Recoverable errors in Haskell

In Haskell, I sometimes have IO-based actions that may produce failures. The IO aspect is usually incidental; because I need logging or metrics generation.

When not using a free monad or a fancy effect-system–just plain IO–I like to follow a mental model similar to Rust’s definition of error handling, which splits them into recoverable vs unrecoverable errors.

In Rust, when a function can fail with a recoverable error, it returns a Result, like:

Result<OutputType, ErrorType>

which the caller can pattern-match on. Let’s compare recoverable errors in Haskell.

Have the IO action throw a runtime exception

Our code might look like:

do constraints <- constrainRenamed renamed
   solved <- solveConstraints constraints
   generalised <- generaliseSolved solved
   resolveGeneralised generalised

And each of these steps may throw an exception. We leave it up to code above in the call chain to remember to catch them.

The trouble with exceptions is that they’re not mentioned in the type system. They’re also handled not at the call site, when for recoverable errors, that is usually the most straight-forward place to handle them.

It’s simply very easy–and it happens all the time–that you either throw the wrong exception type in the wrong place, or you forget to catch exceptions at the right place.

Verdict: Too dangerous.

Make the IO action return Either

A more direct approach, which is a bit like Rust, is to simply have the function return Either ErrorType OutputType and then pattern match on the result to find out whether everything went fine.

Now our code looks like this:

do constraints <- constrainRenamed renamed
   case constraints of
     Left err -> return (Left err)
     Right constraints' -> do
       solved <- solveConstraints constraints
       case solved of
         Left err -> return (Left err)
         Right solved' -> do
           generalised <- generaliseSolved solved'
           case generalised of
             Left err -> return (Left err)
             Right generalised' -> do
              resolveGeneralised generalised'

This is tedious to write, there’s all that repetition on the Left case. Reading it, you also can’t immediately tell whether there’s any extra logic going on here.

Verdict: Too much code.

Wrap your IO code up in ExceptT

One way to solve this issue is to wrap up these actions in the ExceptT monad transformer. We have to make each of the actions now live in the ExceptT monad, so

IO (Either ErrorType OutputType)


ExceptT ErrorType IO OutputType

And our code goal is clean again:

  (do constraints <- constrainRenamed renamed
      solved <- solveConstraints constraints
      generalised <- generaliseSolved solved
      resolveGeneralised generalised)

The runExceptT produces an IO (Either ErrorType OutputType).

However, ExceptT cannot be an instance of MonadUnliftIO – because it necessarily requires multiple exit points. See this discussion which should give you an idea of how hairy and unpredictable this can be.

This is a big deal.

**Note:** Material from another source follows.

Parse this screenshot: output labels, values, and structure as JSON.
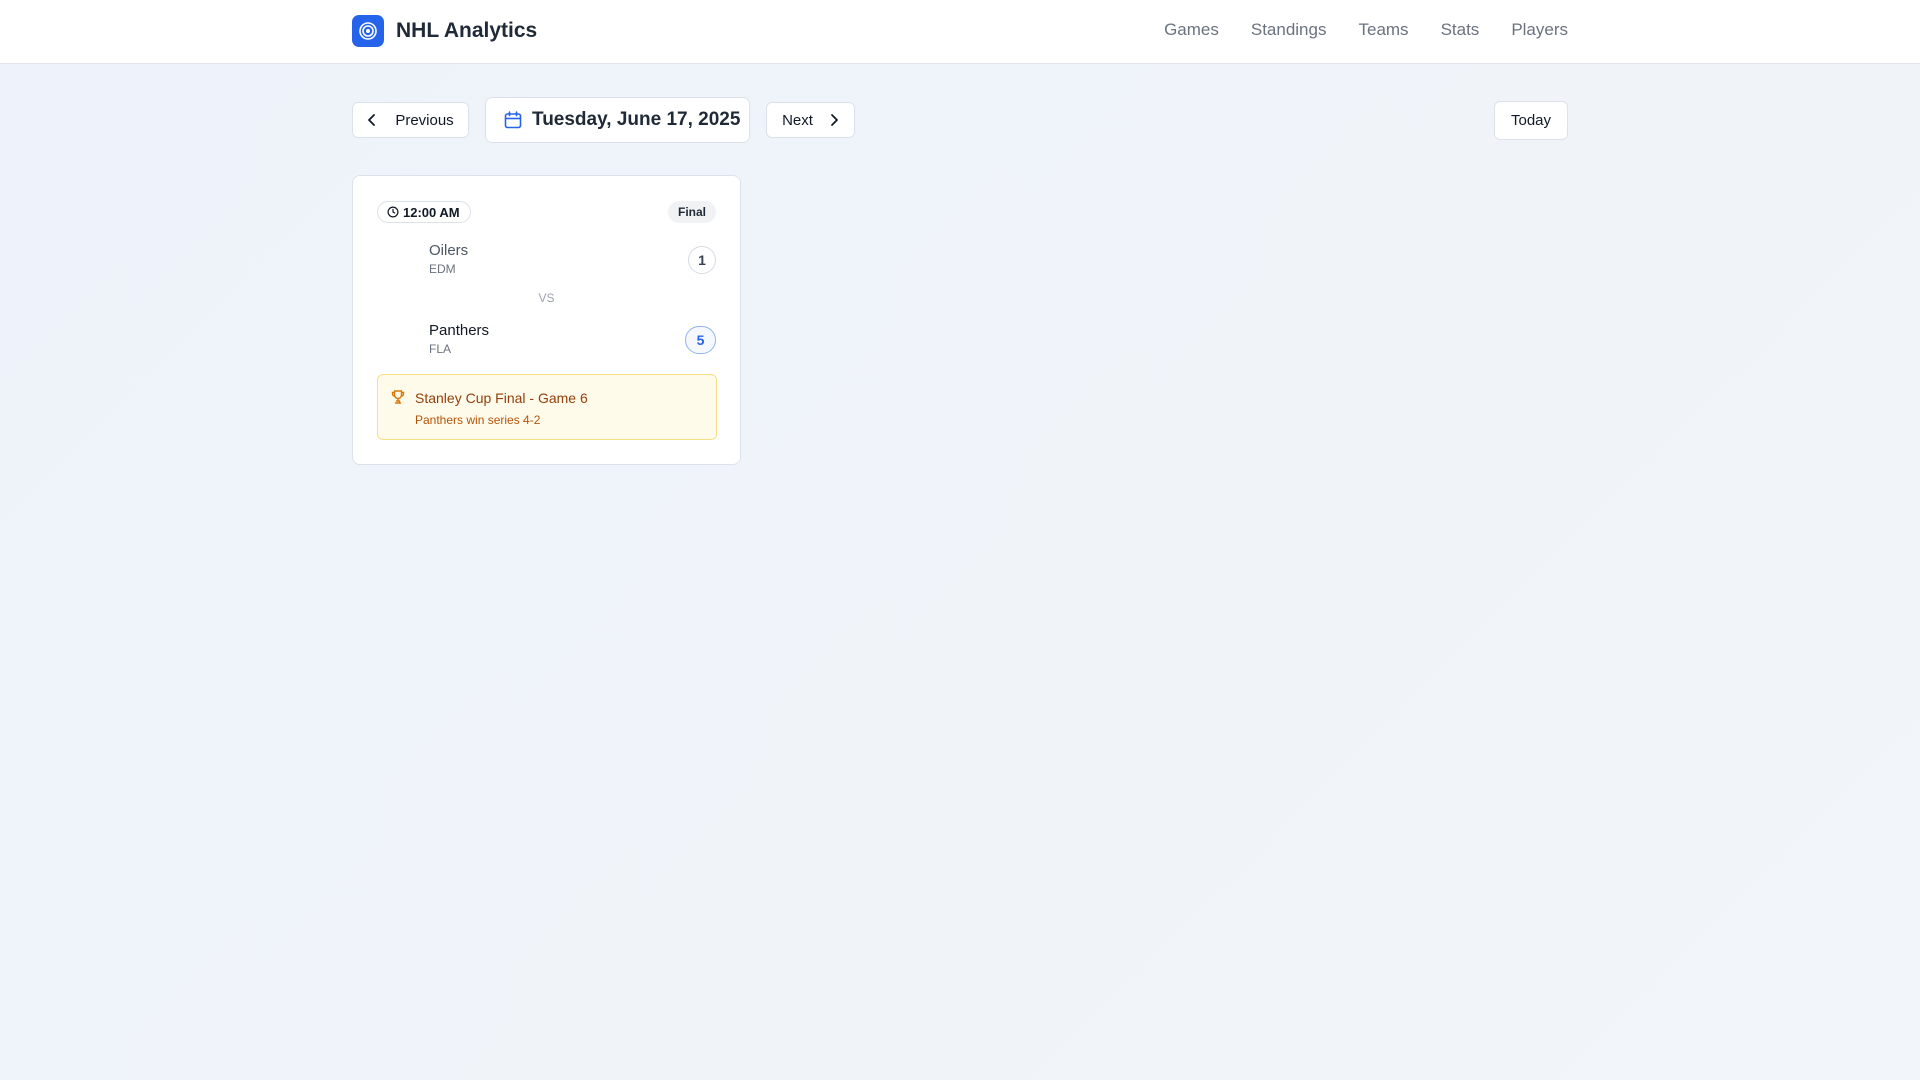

Essentially, if a monad is unliftio-able, then:

  1. The regular exception system will work as normal. This is important, because you do want regular exceptions to be thrown upwards.
  2. Concurrent programming works as usual: you can use async with UnliftIO.Async and get predictable results.
  3. Resource clean-up is also straight-forward.

So, ExceptT has to be thrown out too, sadly.

Verdict: Not compatible.


I previously explored in another post about, which I’ve decided against in favor of…

I have since written a GHC compiler plugin to implement an alternative ?-based syntax for early return. I prefer that one than use of, because it doesn’t require any type magic or special instances, and the ? is more readable.